For a few uneventful years, I was signed to a small dance label based in NYC. I was assigned an up-and-coming songwriter, Kara DioGuardi (PINK, Christina Aguilera, Kelly Clarkson), to help me pen a Pop single in hopes of the label breaking into a new market. The result was the single ‘Take Me On’ which was released to little fanfare and did not find an audience. However, a remix version was placed on a popular Dance compilation.
Promotion for the single was thin as the record label had a limited budget. One promotional effort that my team (my wife and I) were able to pull off, ironically, had nothing to do with ‘Take Me On’, the record company or Pop music. I submitted a demo to our contact at Madison Square Garden who then gave me the opportunity to sing the Star Spangled Banner at a Knicks/Lakers game. I was truly humbled, honored and excited to perform it. I think the record label was pleased also as I requested to be introduced as “Strictly Rhythm recording artist, John Anthony.”

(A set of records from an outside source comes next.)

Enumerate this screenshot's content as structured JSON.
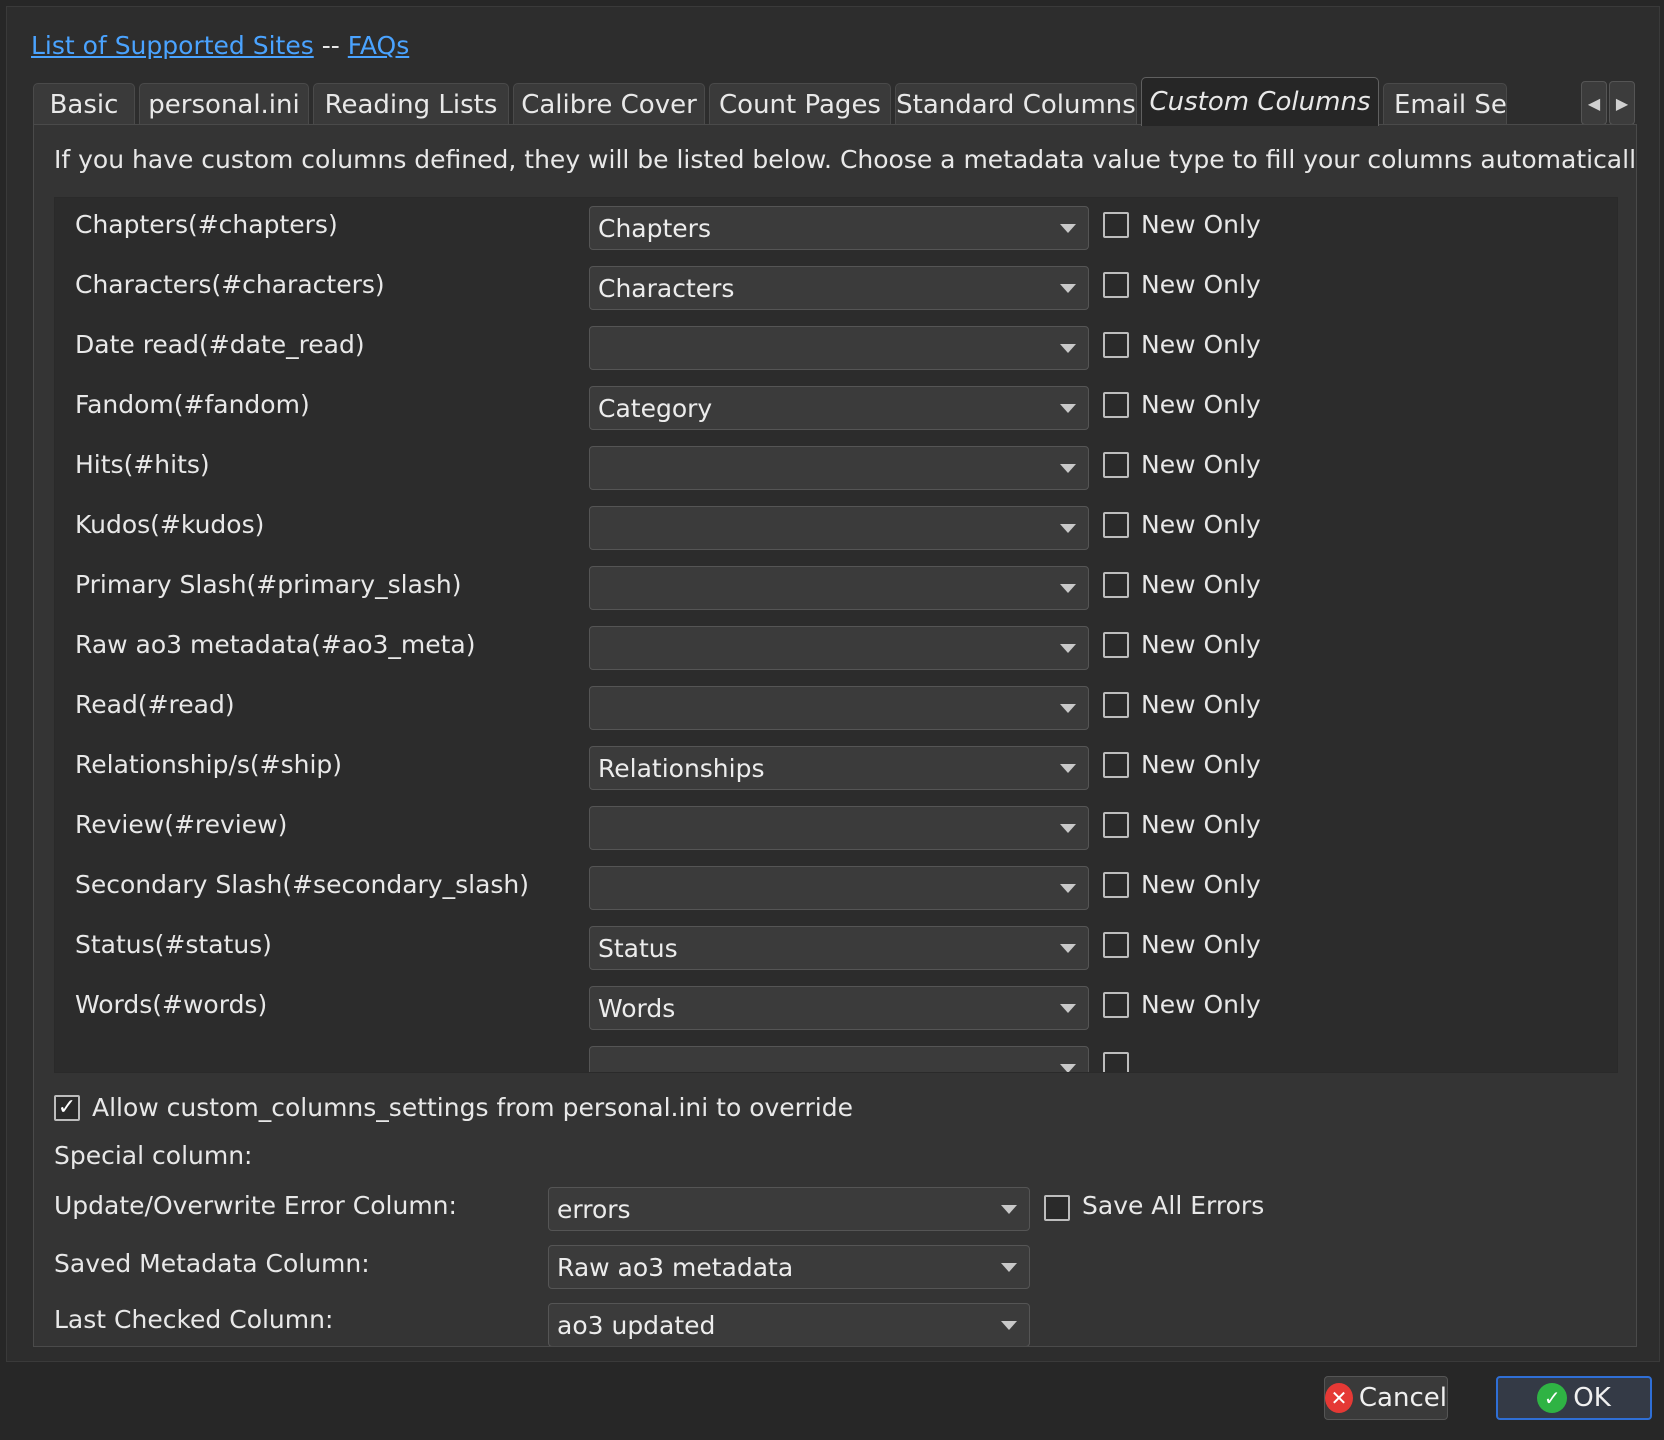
{
  "header": {
    "supported_sites_link": "List of Supported Sites",
    "separator": "--",
    "faqs_link": "FAQs"
  },
  "tabs": [
    {
      "label": "Basic"
    },
    {
      "label": "personal.ini"
    },
    {
      "label": "Reading Lists"
    },
    {
      "label": "Calibre Cover"
    },
    {
      "label": "Count Pages"
    },
    {
      "label": "Standard Columns"
    },
    {
      "label": "Custom Columns",
      "active": true
    },
    {
      "label": "Email Set"
    }
  ],
  "tab_scroll": {
    "left_icon": "triangle-left-icon",
    "right_icon": "triangle-right-icon"
  },
  "intro_text": "If you have custom columns defined, they will be listed below.  Choose a metadata value type to fill your columns automatically.",
  "columns": [
    {
      "name": "Chapters(#chapters)",
      "value": "Chapters",
      "new_only_label": "New Only",
      "new_only": false
    },
    {
      "name": "Characters(#characters)",
      "value": "Characters",
      "new_only_label": "New Only",
      "new_only": false
    },
    {
      "name": "Date read(#date_read)",
      "value": "",
      "new_only_label": "New Only",
      "new_only": false
    },
    {
      "name": "Fandom(#fandom)",
      "value": "Category",
      "new_only_label": "New Only",
      "new_only": false
    },
    {
      "name": "Hits(#hits)",
      "value": "",
      "new_only_label": "New Only",
      "new_only": false
    },
    {
      "name": "Kudos(#kudos)",
      "value": "",
      "new_only_label": "New Only",
      "new_only": false
    },
    {
      "name": "Primary Slash(#primary_slash)",
      "value": "",
      "new_only_label": "New Only",
      "new_only": false
    },
    {
      "name": "Raw ao3 metadata(#ao3_meta)",
      "value": "",
      "new_only_label": "New Only",
      "new_only": false
    },
    {
      "name": "Read(#read)",
      "value": "",
      "new_only_label": "New Only",
      "new_only": false
    },
    {
      "name": "Relationship/s(#ship)",
      "value": "Relationships",
      "new_only_label": "New Only",
      "new_only": false
    },
    {
      "name": "Review(#review)",
      "value": "",
      "new_only_label": "New Only",
      "new_only": false
    },
    {
      "name": "Secondary Slash(#secondary_slash)",
      "value": "",
      "new_only_label": "New Only",
      "new_only": false
    },
    {
      "name": "Status(#status)",
      "value": "Status",
      "new_only_label": "New Only",
      "new_only": false
    },
    {
      "name": "Words(#words)",
      "value": "Words",
      "new_only_label": "New Only",
      "new_only": false
    },
    {
      "name": "",
      "value": "",
      "new_only_label": "",
      "new_only": false
    }
  ],
  "allow_override": {
    "label": "Allow custom_columns_settings from personal.ini to override",
    "checked": true,
    "check_mark": "✓"
  },
  "special": {
    "heading": "Special column:",
    "error_column_label": "Update/Overwrite Error Column:",
    "error_column_value": "errors",
    "save_all_errors_label": "Save All Errors",
    "save_all_errors": false,
    "saved_meta_label": "Saved Metadata Column:",
    "saved_meta_value": "Raw ao3 metadata",
    "last_checked_label": "Last Checked Column:",
    "last_checked_value": "ao3 updated"
  },
  "buttons": {
    "cancel": "Cancel",
    "cancel_icon": "✕",
    "ok": "OK",
    "ok_icon": "✓"
  },
  "colors": {
    "link": "#4aa3ff",
    "ok_border": "#2f6fd6",
    "cancel_icon": "#e53935",
    "ok_icon": "#2fb344"
  }
}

In the days leading up to the performance, one consideration was how to approach the song. It was to be performed a cappella so there wasn’t an arrangement to worry about and I could start on any note and just go with it. The only problem with that was, if I started too high, “ ..and the rocket’s red glare!” would of sent NYC dogs howling and a thrown tomato would have stained my white shirt. Another thought was, ’Do I make it my own? Give Whitney’s version a try?” Neither. I would play it straight and just honor the song and the thousands standing with their hands over their hearts.
On December 12, 1995, coinciding with Frank Sinatra’s birthday, I arrived at The Garden, I was led into the green room which was being occupied by Knicks broadcasters Marv Albert and John Andariese. They were polite but Marv seemed a little annoyed by my presence as they were preparing for the game. Shortly after, I did a brief sound check and it was back to the green room.
The big concern I had that night, of course, was remembering the lyrics. Even though I had sung it a million times, it was the chance of being overwhelmed and freezing up that consumed my thoughts. After quietly humming the song over and over, my heart racing and butterflies taking flight, it was show time.
Now standing in the tunnel that led to the court, I stood behind a color guard and boxer Oscar De La Hoya, who was scheduled to fight a few days later. The color guard was first out, marching to a spot just behind the Knicks logo. Oscar followed and waved to the crowd before taking his courtside seat. When the familiar Knicks announcer’s introduced me, my nerves vanished and I proudly walked to center court and gave my best effort to honor our country.